Driver supply a concern similar to the US
In another comparison to the US, the EU is experiencing similar driver supply problems. Roughly 70% of German truck drivers are older than 48, which means that two thirds of the workforce will be retiring in the next 15 years. This fast approaching mass exodus is worrisome to European companies, as they are concerned about the future of the industry. Companies are worried about products not being on shelves 5–10 years from now, because of the driver shortage becoming increasingly larger. It does not help that the EU incorporates a vast selection of different sized trucks within the supply chain. In order to accommodate the smaller roads and stricter traffic laws, logistic companies also have to match the delivery with a certain type of transportation. Platforms such as sennder, are able to do just that.
A future of digitization, optimization, and automation
“Technology is key for the future of the industry”, argues Julius. He believes that most of the problems associated with supply chain could be mitigated with the right platforms. Problems such as delivery inefficiencies and driver shortages are easily solved through digitization, optimization, and automation.

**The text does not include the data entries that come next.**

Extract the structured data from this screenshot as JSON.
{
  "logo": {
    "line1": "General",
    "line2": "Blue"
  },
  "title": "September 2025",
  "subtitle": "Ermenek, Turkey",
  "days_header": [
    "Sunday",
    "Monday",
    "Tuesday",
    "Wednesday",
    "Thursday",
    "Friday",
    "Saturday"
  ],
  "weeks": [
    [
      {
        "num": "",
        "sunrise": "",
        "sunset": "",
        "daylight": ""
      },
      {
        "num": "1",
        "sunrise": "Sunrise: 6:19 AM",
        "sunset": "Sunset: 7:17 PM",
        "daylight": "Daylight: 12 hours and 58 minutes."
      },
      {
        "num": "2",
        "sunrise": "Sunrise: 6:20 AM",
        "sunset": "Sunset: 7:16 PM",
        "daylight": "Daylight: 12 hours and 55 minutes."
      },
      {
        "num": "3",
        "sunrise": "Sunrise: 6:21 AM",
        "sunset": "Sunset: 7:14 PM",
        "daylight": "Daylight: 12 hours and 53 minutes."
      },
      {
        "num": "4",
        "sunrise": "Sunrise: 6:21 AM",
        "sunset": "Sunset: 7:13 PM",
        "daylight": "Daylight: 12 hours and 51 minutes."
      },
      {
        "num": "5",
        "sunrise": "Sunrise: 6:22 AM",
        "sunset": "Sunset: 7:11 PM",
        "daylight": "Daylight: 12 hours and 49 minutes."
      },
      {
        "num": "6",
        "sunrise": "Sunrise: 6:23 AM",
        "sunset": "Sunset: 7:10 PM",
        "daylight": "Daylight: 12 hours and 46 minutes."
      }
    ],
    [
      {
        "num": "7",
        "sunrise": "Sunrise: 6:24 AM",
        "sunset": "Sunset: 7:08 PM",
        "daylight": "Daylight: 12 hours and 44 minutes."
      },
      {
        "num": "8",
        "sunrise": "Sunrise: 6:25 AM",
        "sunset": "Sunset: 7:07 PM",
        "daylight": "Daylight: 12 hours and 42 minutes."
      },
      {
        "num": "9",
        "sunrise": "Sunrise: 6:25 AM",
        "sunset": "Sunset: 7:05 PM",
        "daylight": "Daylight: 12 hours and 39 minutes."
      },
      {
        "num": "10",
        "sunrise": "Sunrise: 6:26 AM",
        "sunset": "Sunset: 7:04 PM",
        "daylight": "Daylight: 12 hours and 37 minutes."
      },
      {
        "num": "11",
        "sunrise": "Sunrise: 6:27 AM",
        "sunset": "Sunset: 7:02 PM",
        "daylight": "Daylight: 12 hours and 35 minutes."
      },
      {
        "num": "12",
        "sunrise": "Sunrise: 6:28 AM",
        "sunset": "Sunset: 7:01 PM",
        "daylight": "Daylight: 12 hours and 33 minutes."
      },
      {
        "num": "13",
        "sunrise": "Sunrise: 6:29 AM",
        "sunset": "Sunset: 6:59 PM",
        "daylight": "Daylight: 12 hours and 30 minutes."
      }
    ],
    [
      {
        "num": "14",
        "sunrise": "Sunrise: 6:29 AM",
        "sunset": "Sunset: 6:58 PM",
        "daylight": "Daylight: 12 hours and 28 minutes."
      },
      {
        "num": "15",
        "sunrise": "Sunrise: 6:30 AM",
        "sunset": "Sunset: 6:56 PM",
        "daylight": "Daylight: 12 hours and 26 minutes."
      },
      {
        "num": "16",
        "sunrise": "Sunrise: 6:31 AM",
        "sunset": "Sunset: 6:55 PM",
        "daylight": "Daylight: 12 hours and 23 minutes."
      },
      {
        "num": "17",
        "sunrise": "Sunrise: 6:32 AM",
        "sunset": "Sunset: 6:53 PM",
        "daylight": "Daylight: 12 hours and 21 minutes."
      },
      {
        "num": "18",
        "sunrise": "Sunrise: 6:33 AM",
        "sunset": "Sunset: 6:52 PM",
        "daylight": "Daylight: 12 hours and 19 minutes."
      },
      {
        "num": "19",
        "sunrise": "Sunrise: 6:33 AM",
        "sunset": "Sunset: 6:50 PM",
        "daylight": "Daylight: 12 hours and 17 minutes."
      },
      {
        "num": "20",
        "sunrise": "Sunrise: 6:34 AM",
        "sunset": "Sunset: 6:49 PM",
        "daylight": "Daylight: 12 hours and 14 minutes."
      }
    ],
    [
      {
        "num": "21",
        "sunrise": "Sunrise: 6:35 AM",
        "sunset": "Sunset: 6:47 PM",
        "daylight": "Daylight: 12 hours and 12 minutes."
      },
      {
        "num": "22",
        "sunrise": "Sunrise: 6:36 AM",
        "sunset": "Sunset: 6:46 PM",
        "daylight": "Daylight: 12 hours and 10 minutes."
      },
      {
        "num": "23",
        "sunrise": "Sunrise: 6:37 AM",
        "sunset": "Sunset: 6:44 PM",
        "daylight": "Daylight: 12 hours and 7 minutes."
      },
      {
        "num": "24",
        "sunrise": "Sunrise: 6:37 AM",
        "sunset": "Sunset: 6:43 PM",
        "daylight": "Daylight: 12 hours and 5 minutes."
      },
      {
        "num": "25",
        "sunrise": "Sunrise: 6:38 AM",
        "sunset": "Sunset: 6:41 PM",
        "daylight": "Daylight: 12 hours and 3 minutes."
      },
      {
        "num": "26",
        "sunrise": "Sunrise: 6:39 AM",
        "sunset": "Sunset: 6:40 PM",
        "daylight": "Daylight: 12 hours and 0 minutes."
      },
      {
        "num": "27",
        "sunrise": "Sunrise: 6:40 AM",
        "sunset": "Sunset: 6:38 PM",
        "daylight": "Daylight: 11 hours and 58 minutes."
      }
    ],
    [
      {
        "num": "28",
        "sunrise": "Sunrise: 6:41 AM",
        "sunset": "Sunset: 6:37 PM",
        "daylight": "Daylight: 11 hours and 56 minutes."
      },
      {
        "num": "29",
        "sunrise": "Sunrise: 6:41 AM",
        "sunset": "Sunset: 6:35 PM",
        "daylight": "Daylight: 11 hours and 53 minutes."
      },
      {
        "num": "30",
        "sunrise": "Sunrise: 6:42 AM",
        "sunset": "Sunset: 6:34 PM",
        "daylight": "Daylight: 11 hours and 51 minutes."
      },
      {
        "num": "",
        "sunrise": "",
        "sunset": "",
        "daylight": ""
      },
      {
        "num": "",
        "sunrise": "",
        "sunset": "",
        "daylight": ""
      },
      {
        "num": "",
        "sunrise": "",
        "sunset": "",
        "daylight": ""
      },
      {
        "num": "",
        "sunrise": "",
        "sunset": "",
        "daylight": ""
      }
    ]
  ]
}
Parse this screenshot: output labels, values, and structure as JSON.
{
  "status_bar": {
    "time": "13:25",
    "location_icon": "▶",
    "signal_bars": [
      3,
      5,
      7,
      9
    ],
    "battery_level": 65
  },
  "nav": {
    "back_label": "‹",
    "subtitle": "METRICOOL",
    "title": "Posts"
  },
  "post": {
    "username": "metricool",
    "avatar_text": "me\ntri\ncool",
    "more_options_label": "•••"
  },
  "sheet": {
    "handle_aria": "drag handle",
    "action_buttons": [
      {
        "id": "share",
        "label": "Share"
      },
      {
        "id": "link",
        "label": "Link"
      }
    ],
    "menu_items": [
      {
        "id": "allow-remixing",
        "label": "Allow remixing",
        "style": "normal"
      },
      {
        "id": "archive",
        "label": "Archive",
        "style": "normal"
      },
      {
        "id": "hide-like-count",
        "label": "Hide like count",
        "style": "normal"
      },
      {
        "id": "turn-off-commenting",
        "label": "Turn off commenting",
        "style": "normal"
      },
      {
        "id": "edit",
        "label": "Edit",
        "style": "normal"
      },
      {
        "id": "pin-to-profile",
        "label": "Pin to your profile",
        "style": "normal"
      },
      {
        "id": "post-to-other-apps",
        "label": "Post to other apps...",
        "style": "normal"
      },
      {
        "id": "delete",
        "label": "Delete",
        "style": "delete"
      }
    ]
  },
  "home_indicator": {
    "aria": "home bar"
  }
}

In Europe alone, only 10% of loads are actually GPS tracked, and most carriers do not possess a streamlined dispatching system. Going forward, it will be crucial for companies to enhance their transparency. Customers want to know exactly where their deliveries are, when they are arriving, and expect dynamic time windows for every order. This is where we will see tech-enabled brokerages, such as sennder, excel in the years to come.
Image Source: sennder